The new movie “Unplanned” was not expected to be a success. An array of factors weighed against its gaining an audience: the refusal by all but one of the major networks to accept its advertising, an R rating which few faith-based films have garnered and none would desire. Lastly, its subjects: abortion and Planned Parenthood.
On its opening weekend, Twitter also shuttered its account briefly.
But, both locally and nationally, the movie has set records. Anchor Point, which supports a crisis pregnancy center for north and mid-county sponsored the premiere showing last week at Webster’s Cinemark 18.
“We sold out our first two theaters and then added a third theater and sold it out as well,” said Kelly King, Anchor’s publicist. “The feedback was incredible and we already have seen tremendous heart changes from those that attended the movie. God is so good.”
Nationally, the box office results from last weekend’s launch put it well ahead of most faith-based films. At this writing, its box office score included $12.5 million in ticket sales in over 1500 theaters in the U.S.
Our Faith interviewed Houstonian Shawn Carney, founder and CEO of 40 Days for Life. Carney is portrayed by newcomer Jared Lotz on the big screen. In one memorable scene, Carney’s character is shown praying, his extended hand covering a blue, 55-gallon drum of biological waste outside the Bryan, Texas abortion clinic.
He offered his take on the movie’s success.
“‘Unplanned’ has not only shocked Hollywood by doubling the box office expectation with a $6 million opening weekend, it has elevated the abortion debate in America to a whole new level because of the two abortions depicted in the movie,” he said.
“My story isn’t an easy one to hear,” the Abby Johnson character, portrayed by Ashley Bratcher (“War Room”) says as the movie begins. “I should probably warn you about that.”
Johnson was a Planned Parenthood clinic director until a pivotal event turned her into a pro-life activist and speaker. She has also had two abortions herself.

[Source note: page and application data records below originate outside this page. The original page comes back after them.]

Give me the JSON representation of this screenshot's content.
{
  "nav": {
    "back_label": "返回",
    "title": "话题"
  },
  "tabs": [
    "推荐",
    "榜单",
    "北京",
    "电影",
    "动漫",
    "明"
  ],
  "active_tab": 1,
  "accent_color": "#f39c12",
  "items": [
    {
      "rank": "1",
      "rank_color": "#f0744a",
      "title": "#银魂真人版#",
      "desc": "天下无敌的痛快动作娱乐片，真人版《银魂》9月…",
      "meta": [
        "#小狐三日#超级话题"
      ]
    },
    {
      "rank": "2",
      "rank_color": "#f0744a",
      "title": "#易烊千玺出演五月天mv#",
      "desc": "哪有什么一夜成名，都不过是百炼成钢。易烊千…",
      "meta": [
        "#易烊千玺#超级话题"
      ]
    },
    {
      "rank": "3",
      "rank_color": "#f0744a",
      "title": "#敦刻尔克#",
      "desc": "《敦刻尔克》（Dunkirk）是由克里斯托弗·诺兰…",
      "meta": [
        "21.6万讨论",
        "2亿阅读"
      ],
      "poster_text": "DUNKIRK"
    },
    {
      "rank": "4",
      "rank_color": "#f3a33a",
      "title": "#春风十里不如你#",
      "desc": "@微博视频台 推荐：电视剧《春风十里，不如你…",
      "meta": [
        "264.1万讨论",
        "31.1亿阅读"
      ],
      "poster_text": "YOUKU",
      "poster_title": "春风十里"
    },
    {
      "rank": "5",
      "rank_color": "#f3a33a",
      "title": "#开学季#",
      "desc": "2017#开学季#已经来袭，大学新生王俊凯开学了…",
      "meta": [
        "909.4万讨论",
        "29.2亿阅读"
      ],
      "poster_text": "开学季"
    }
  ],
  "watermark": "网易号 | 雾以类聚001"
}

“My mission is simple,” Johnson writes on her website. “We’re in the fight for life because we’re pro-love. We see that every life, from the child in the womb to the elderly, has incredible worth.”
And her on-screen warning is well-placed. After just five minutes of mundane home life at the Johnson household, the movie plunges into its most disturbing and possibly most effective scene when Johnson is called to help out in with a very graphic abortion procedure, the source of its R rating. This is where the political boundaries—and the moral ones—will polarize around Johnson’s message.
Nationally, Vice President Mike Pence tweeted his personal support.
“So good to see movie theaters across the country showing ‘Unplanned’—a deeply inspiring new pro-life film based on the best-selling book by Abby Johnson,” Pence wrote. “More and more Americans are embracing the sanctity of life because of powerful stories like this one.”
Professional reviewers have been less kind. Rotten Tomatoes, the internet movie site that compiles the responses of both critics and audiences, found a large gap between the two on “Unplanned”: Only 50% of critics liked it, but 93% of viewers favored the film.
“I’ll never forget the day that Abby Johnson walked into my office and had a change of heart after witnessing, for the first time, an ultrasound guided abortion and seeing a 13-week old baby boy fight for his life and lose it,” Carney said when asked about the film’s success. “Everyone in Galveston should see ‘Unplanned’ whether you support abortion or not because it shows real life events that happened at the Houston abortion facility many women travel to for abortions. The mentality and operations of this abortion facility are on full display in ‘Unplanned’. The movie is accurate which makes it both hard to watch and inspiring.”
Our Faith received a screening copy of the movie. It was filmed in Stillwater, Oklahoma which makes a fair stand-in for Texas. It also includes news footage of Hurricane Ike hitting the island which figures into the narrative in an odd juxtaposition backgrounded by the upbeat Mandisa song, “Overcomer”.
Johnson had her first abortion in Houston, applying for her first credit card to cover the $500 cost of the procedure. She holds a psychology degree from Texas A&M, which was also Planned Parenthood’s initial point of recruitment for her and other students as volunteer escorts at the Bryan clinic.
The film’s production values are adequate as is the acting of the principal characters, but the producers are seeking to spread a message rather than questing for professional, industry awards.
“Unplanned” is a challenging movie to watch since it isn’t an entertainment vehicle, but a film with a strong message. Much of which is conveyed by graphic, even bloody images during four cringe-worthy scenes.
But, it can also be poignant. In a voiceover, Johnson’s character describes a secret baby shower for her that was held at the Planned facility after hours.
“Later that afternoon, after terminating 38 pregnancies,” she says. “We spent the next two hours celebrating my pregnancy with cake and flowers and baby gifts.”
Next week in Our Faith: Our annual preview of Easter services around the county.